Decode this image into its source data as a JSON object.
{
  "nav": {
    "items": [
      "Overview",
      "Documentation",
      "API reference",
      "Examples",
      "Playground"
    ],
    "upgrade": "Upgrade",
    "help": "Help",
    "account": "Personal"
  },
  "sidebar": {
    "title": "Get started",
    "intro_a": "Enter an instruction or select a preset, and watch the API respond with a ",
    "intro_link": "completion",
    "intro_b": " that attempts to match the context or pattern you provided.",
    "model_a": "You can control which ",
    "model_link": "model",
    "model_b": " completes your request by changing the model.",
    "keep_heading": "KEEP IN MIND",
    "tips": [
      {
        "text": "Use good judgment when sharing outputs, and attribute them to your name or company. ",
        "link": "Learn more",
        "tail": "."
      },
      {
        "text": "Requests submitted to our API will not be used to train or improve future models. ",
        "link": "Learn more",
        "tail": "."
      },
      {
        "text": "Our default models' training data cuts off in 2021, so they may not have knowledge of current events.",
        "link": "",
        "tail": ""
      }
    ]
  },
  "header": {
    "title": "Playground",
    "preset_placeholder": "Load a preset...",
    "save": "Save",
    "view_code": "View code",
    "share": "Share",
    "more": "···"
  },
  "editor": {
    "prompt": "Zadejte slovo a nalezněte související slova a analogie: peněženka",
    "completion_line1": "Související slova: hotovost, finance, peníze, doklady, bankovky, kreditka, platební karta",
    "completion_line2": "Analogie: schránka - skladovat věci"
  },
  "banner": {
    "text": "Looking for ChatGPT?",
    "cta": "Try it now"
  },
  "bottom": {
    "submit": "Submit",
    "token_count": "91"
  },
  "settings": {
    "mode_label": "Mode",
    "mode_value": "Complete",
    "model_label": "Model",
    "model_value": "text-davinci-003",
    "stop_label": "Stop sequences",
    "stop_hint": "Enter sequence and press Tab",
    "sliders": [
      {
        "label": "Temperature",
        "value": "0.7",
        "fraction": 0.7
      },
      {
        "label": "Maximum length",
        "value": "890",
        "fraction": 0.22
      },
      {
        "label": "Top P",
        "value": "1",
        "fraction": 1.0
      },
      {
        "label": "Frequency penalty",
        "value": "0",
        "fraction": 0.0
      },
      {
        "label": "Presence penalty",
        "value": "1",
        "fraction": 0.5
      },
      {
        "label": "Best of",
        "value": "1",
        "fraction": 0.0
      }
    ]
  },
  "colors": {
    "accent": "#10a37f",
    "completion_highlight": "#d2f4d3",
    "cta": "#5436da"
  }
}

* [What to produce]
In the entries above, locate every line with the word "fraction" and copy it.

* [Task answer]
        "fraction": 0.7
        "fraction": 0.22
        "fraction": 1.0
        "fraction": 0.0
        "fraction": 0.5
        "fraction": 0.0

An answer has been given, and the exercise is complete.